Francis Wade, MD1, David Westrich, MD2, Kavya M. Reddy, MD1, Katie Schroeder, MD1; 1Saint Louis University School of Medicine, St. Louis, MO; 2Saint Louis University, St. Louis, MO
Introduction: Intramural esophageal dissection (IED) is an uncommon condition that typically arises as a complication of instrumentation, foreign body ingestion, or food bolus impaction. It also can occur spontaneously in older patients on anticoagulation. Transesophageal echocardiography (TEE) involves blind placement of an ultrasound probe in the esophagus and can be associated with esophageal dissection. We describe a patient who developed iatrogenic IED from TEE after a recent food bolus impaction.

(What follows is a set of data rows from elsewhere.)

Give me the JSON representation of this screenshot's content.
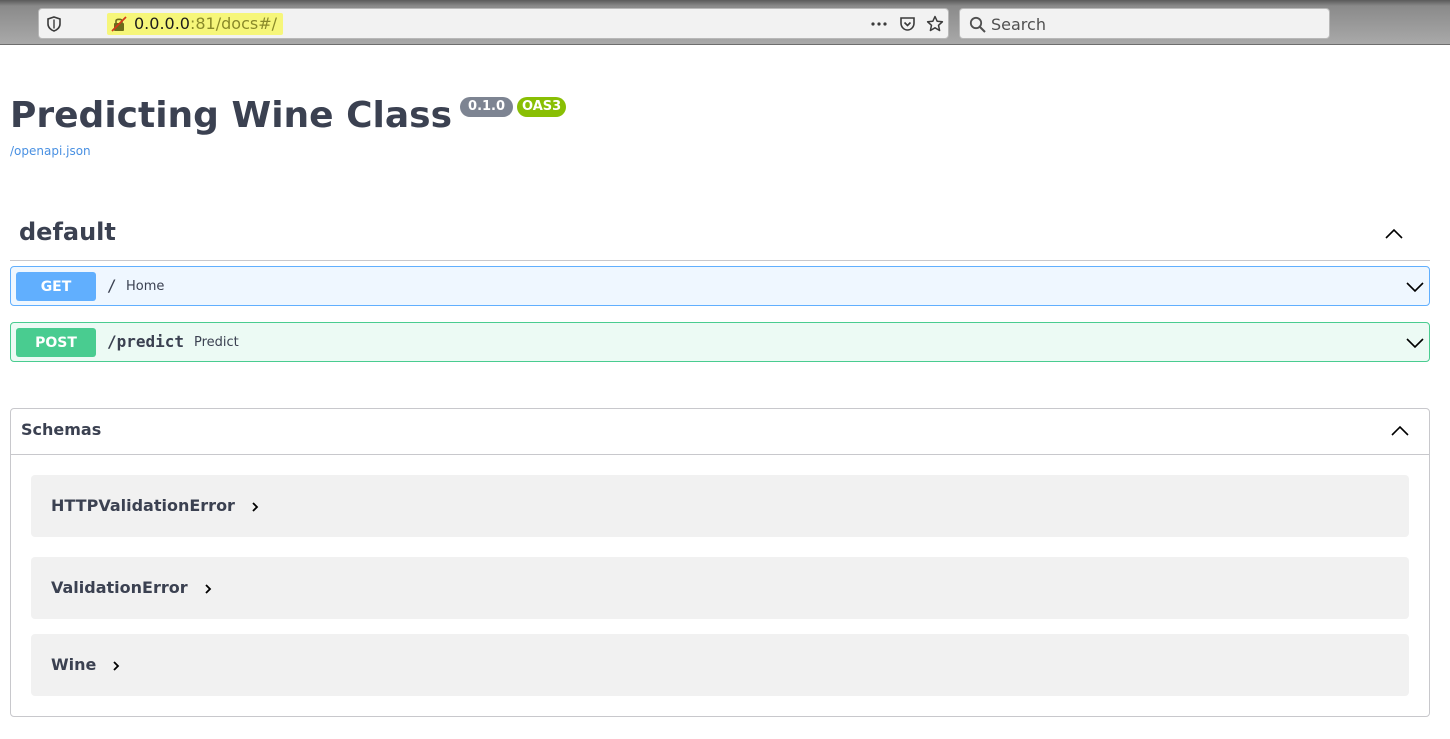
{
  "browser": {
    "url_host": "0.0.0.0",
    "url_rest": ":81/docs#/",
    "search_placeholder": "Search",
    "menu_icon": "ellipsis-icon",
    "pocket_icon": "pocket-icon",
    "bookmark_icon": "star-icon"
  },
  "page": {
    "title": "Predicting Wine Class",
    "version_badge": "0.1.0",
    "oas_badge": "OAS3",
    "openapi_link": "/openapi.json"
  },
  "tag": {
    "name": "default"
  },
  "operations": [
    {
      "method": "GET",
      "path": "/",
      "summary": "Home",
      "color": "#61affe"
    },
    {
      "method": "POST",
      "path": "/predict",
      "summary": "Predict",
      "color": "#49cc90"
    }
  ],
  "schemas": {
    "title": "Schemas",
    "models": [
      {
        "name": "HTTPValidationError"
      },
      {
        "name": "ValidationError"
      },
      {
        "name": "Wine"
      }
    ]
  },
  "colors": {
    "text": "#3b4151",
    "link": "#4990e2",
    "badge_version": "#7d8492",
    "badge_oas": "#89bf04"
  }
}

Methods: A 69-year-old female with gastroesophageal reflux disease, recurrent dysphagia, and coronary artery disease (CAD) was transferred for coronary artery bypass graft (CABG) evaluation due to a non-ST segment elevation myocardial infarction. This occurred one day after an esophagogastroduodenoscopy (EGD) at an outside hospital for food bolus impaction. EGD was notable for the food bolus impacted at the upper esophageal sphincter (UES), concern for occult UES stricture, and grade D esophagitis. The patient underwent urgent CABG along with intraoperative TEE due to the severity of multivessel CAD. Postoperatively she reported dysphagia to pills and some liquids, concerning for esophageal injury from TEE. Esophagram showed a linear lucency dividing the esophageal tract into 2 lumens without transmural contrast extravasation (Image 1). The lumen on the right was 12.6 centimeters with a blind ending. The patient was diagnosed with iatrogenic IED from TEE. She was treated conservatively with nil per os, proton pump inhibitor, and empiric piperacillin and tazobactam. Serial esophagography on days 3 and 7 from diagnosis showed improvement (Image 2) (Image 3). Her diet was advanced, and she was discharged on soft diet with outpatient follow up. Discussion: IED occurs due to traumatic breaks in the mucosa that expand when intraesophageal pressure increases. Our patient’s risk factors for IED include recent food bolus impaction, possible UES stricture, recent endoscopic procedure, and prolonged intraoperative TEE. Our patient’s IED likely was provoked by a break in the mucosa from food bolus impaction exacerbated by instrumentation and increased intraesophageal pressure during TEE. Gastroenterologists should include IED as a differential diagnosis in patients with appropriate risk factors who have odynophagia and/or dysphagia following TEE. Management of IED without perforation is conservative.
Image 1: 12.6 cm right false esophageal lumen with blind ending.
Image 2: Interval improvement of esophageal dissection with partial closure of false lumen.
Image 3: Near complete closure of false esophageal lumen.
Disclosures: Francis Wade indicated no relevant financial relationships. David Westrich indicated no relevant financial relationships. Kavya Reddy indicated no relevant financial relationships. Katie Schroeder: Abbvie – Speaker's Bureau. Janssen – Speaker's Bureau.